**Supplied records**
==================================================

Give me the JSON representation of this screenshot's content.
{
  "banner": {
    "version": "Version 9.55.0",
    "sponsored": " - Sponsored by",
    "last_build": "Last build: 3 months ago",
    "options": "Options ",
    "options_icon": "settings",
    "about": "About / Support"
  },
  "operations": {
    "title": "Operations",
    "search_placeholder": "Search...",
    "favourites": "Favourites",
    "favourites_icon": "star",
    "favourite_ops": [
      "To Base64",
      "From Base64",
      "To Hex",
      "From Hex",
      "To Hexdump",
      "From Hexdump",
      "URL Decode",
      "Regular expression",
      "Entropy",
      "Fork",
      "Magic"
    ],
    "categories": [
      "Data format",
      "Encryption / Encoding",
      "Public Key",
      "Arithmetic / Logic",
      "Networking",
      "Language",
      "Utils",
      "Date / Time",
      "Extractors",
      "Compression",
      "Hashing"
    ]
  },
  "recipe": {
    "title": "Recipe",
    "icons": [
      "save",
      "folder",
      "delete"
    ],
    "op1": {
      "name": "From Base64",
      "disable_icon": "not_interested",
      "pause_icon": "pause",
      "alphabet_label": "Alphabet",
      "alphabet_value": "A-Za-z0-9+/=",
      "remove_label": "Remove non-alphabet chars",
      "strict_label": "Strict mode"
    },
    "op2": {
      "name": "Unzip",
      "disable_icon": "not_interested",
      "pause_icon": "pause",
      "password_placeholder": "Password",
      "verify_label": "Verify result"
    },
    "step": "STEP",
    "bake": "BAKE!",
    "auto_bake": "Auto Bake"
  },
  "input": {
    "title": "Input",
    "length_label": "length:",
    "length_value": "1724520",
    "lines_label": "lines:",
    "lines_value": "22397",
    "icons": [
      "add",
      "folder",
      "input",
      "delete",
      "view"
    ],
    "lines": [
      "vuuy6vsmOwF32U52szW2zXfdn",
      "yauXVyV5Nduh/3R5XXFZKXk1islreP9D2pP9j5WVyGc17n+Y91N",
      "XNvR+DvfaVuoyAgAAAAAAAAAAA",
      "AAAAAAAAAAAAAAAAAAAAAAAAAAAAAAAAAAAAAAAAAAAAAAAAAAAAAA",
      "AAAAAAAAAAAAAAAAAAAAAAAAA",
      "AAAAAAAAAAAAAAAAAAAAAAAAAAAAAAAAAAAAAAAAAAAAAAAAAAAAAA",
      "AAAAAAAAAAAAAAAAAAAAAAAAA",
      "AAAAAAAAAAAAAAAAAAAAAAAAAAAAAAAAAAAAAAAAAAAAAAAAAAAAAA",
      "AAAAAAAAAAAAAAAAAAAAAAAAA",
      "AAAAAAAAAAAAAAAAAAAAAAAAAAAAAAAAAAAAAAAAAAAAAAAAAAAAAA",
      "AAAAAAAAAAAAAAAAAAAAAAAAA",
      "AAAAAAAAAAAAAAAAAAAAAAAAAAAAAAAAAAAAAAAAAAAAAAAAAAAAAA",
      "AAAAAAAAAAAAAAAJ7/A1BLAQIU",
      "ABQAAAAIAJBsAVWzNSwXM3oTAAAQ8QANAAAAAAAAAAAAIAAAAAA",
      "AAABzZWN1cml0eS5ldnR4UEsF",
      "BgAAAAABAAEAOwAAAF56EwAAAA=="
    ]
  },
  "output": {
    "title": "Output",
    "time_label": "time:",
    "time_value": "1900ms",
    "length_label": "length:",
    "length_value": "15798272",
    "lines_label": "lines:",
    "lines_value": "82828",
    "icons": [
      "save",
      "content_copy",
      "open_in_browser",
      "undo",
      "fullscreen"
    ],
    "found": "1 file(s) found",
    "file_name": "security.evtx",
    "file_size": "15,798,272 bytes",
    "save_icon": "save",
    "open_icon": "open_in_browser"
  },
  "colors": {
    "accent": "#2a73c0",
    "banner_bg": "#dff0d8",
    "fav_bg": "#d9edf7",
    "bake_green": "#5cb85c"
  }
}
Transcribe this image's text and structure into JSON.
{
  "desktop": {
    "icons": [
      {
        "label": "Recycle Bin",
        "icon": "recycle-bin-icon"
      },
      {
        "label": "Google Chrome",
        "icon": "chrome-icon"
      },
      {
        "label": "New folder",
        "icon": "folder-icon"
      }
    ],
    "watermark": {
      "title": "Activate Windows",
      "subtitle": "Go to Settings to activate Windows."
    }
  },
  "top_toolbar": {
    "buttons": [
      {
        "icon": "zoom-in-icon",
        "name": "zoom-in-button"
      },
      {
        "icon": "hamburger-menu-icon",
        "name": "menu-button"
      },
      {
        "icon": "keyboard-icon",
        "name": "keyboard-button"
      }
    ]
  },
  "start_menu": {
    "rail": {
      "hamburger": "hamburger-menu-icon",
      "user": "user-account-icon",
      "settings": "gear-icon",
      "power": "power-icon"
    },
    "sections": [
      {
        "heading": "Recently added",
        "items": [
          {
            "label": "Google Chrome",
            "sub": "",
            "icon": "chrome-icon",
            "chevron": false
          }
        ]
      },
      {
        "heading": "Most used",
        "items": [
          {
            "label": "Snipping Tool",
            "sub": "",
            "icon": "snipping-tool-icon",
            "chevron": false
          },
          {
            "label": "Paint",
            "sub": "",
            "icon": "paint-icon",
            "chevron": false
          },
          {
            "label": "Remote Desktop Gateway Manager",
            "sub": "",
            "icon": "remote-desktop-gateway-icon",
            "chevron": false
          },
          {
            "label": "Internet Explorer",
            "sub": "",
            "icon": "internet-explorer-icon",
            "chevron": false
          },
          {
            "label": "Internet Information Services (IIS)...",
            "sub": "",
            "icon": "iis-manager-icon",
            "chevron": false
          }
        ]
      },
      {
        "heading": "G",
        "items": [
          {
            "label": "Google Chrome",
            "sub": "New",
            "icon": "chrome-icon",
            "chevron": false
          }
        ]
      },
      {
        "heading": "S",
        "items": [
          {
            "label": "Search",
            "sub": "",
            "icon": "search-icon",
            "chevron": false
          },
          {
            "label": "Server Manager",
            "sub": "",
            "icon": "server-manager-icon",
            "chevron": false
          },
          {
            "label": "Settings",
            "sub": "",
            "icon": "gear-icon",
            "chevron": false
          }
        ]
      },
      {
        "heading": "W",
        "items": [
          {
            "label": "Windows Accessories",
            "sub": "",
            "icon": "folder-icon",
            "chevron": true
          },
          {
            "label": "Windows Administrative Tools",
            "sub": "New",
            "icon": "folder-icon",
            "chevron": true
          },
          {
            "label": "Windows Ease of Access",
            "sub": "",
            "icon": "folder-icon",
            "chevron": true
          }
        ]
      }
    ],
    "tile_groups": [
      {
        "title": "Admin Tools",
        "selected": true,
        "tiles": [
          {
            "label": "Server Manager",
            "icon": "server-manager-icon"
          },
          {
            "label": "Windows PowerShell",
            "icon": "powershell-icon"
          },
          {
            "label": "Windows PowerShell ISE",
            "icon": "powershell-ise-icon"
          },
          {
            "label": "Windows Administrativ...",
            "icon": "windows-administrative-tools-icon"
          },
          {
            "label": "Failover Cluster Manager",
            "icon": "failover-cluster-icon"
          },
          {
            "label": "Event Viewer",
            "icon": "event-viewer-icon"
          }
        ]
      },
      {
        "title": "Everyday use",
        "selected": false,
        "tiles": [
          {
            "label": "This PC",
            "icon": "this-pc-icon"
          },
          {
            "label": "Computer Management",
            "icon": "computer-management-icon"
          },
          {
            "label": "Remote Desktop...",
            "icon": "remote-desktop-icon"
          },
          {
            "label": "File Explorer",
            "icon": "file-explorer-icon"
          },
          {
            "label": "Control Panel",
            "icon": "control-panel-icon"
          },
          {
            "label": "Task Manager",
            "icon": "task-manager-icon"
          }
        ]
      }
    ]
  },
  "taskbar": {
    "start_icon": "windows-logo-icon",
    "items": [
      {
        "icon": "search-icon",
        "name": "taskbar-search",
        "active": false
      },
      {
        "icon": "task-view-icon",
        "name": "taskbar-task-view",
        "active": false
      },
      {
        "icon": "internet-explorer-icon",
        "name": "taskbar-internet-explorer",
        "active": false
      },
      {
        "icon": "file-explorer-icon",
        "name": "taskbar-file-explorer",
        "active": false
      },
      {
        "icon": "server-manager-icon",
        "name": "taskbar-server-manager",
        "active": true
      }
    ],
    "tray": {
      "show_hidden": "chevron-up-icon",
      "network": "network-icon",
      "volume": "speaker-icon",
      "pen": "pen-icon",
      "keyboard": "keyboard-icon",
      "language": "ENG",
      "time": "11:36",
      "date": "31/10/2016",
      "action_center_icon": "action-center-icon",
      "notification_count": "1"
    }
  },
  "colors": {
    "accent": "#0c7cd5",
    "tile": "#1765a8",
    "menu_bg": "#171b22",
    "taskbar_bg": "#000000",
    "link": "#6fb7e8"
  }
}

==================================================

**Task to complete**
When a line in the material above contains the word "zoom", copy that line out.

**Answer to this exercise**
        "icon": "zoom-in-icon",
        "name": "zoom-in-button"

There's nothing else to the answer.